“Orange is the New Black” (filmed on location in a women’s prison in Chino, California) is loosely based on the 2010 memoir by Piper Kerman (now an advocate for women prison reform.) Piper Chapman (phenomenal newcomer Taylor Schilling) is a privileged Smith College graduate sentenced to 14 months in prison for the crime of smuggling drugs ten years earlier. Her former lover from that time, fellow drug smuggler Alex Vaus (the pitch-perfect Laura Prepon), is sent to the same prison.
The question: How does one survive in an institution that can kill your soul?
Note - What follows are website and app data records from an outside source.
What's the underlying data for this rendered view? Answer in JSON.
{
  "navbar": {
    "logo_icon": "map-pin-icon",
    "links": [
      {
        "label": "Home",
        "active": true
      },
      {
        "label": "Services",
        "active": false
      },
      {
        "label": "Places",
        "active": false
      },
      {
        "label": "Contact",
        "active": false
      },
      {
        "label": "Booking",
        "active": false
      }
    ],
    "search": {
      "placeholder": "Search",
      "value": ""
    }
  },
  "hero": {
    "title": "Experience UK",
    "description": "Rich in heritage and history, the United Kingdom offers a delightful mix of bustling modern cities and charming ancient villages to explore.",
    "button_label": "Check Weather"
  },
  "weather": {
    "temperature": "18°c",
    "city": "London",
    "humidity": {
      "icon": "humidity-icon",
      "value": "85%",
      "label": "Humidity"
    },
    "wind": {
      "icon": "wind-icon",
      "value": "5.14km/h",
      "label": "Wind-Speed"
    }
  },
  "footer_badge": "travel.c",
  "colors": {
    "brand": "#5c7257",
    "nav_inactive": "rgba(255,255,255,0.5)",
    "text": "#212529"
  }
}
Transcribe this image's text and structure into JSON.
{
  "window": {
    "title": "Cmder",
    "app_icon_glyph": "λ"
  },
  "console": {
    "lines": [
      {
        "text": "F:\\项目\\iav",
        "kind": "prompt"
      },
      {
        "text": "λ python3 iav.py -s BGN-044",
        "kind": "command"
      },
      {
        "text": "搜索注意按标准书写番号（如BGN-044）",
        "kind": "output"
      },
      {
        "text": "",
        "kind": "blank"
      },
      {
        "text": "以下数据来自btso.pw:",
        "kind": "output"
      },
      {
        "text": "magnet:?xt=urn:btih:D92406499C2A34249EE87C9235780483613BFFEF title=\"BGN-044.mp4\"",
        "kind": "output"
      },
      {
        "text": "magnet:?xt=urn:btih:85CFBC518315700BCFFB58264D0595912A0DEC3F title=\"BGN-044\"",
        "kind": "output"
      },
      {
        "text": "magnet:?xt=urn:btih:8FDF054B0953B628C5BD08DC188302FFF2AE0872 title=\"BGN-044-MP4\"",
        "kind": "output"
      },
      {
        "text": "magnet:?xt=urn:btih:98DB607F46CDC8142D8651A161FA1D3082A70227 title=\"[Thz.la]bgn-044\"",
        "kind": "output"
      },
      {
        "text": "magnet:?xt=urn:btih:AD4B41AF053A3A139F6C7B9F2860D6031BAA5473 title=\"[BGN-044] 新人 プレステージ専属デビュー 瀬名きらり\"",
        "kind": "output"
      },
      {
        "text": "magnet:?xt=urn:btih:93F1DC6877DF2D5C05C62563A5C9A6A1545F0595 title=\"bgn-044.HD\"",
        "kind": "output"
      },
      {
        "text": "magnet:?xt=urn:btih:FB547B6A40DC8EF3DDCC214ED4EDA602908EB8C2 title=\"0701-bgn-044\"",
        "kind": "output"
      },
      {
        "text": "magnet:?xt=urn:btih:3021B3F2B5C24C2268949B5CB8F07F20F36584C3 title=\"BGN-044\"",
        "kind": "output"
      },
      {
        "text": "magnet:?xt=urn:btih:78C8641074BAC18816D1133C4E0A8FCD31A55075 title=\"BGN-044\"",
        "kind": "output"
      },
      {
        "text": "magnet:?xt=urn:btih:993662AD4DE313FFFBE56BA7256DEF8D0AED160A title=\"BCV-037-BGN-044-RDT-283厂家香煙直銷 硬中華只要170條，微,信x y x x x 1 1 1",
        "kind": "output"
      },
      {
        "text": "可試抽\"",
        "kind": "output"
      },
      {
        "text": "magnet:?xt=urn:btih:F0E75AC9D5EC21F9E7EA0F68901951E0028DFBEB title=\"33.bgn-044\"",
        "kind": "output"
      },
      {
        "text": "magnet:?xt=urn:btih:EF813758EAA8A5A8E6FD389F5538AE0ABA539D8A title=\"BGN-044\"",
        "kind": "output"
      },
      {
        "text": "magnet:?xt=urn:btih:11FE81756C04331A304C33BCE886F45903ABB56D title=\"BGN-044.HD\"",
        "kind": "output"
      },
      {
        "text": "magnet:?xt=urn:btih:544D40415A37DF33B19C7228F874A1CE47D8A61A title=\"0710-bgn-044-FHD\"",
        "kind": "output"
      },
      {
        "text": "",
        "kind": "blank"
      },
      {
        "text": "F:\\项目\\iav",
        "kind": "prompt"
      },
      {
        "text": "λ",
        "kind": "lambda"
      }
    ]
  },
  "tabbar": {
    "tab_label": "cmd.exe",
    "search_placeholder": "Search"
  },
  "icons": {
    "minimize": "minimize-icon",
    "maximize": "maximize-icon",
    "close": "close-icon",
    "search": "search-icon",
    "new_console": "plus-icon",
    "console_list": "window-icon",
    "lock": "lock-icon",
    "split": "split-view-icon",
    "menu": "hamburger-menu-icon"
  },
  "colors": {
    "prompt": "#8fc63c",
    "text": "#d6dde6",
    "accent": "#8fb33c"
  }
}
Piper is blond, blue-eyed, terrified, but also an outsider because of an upbringing far removed from the world of most of the other inmates, mainly women of color–young, middle-aged, and old–guilty of crimes undeserving of such long prison sentences. Trying to develop some sort of connection with them as well as with the prison guards, Chapman is determined to learn how to survive and, in the learning process, changes in ways both unexpected and welcomed. Her fiancé (Jason Biggs of “American Pie” fame), a journalist, also changes while separated from Piper.
Each of the thirteen episodes flashes on a different inmate’s backstory: her life before prison. These women’s snapshots interweave with Piper, whose story is the main spine of “Orange is the New Black”. Moments of comedy morph so fast into dramatic, painfully dark scenes the viewer feels whiplashed! Each situation has more than one moral choice, and all choices are lose-lose. And every single inmate has to give up something with unbelievably high stakes. There are narrative arcs and character development to surprise even the most attentive viewer. “Orange is the New Black” is story-telling at its finest.
Riveting, spellbinding, and infused with dilemmas at every turn, this new mini-series–written by the superlative Jenji Kohan of “Weeds”—is, I believe, one of the very best ever produced for television at a time when there is a fast-growing bounty of high-quality programs. The opening footage of faces –just eyes and foreheads, then mouths and chins–is like none seen in what Hollywood persuades us to believe human faces are supposed to be like. And the dialog is terse, mesmerizing, and vibrates with nuggets of truth you want to never fail to remember!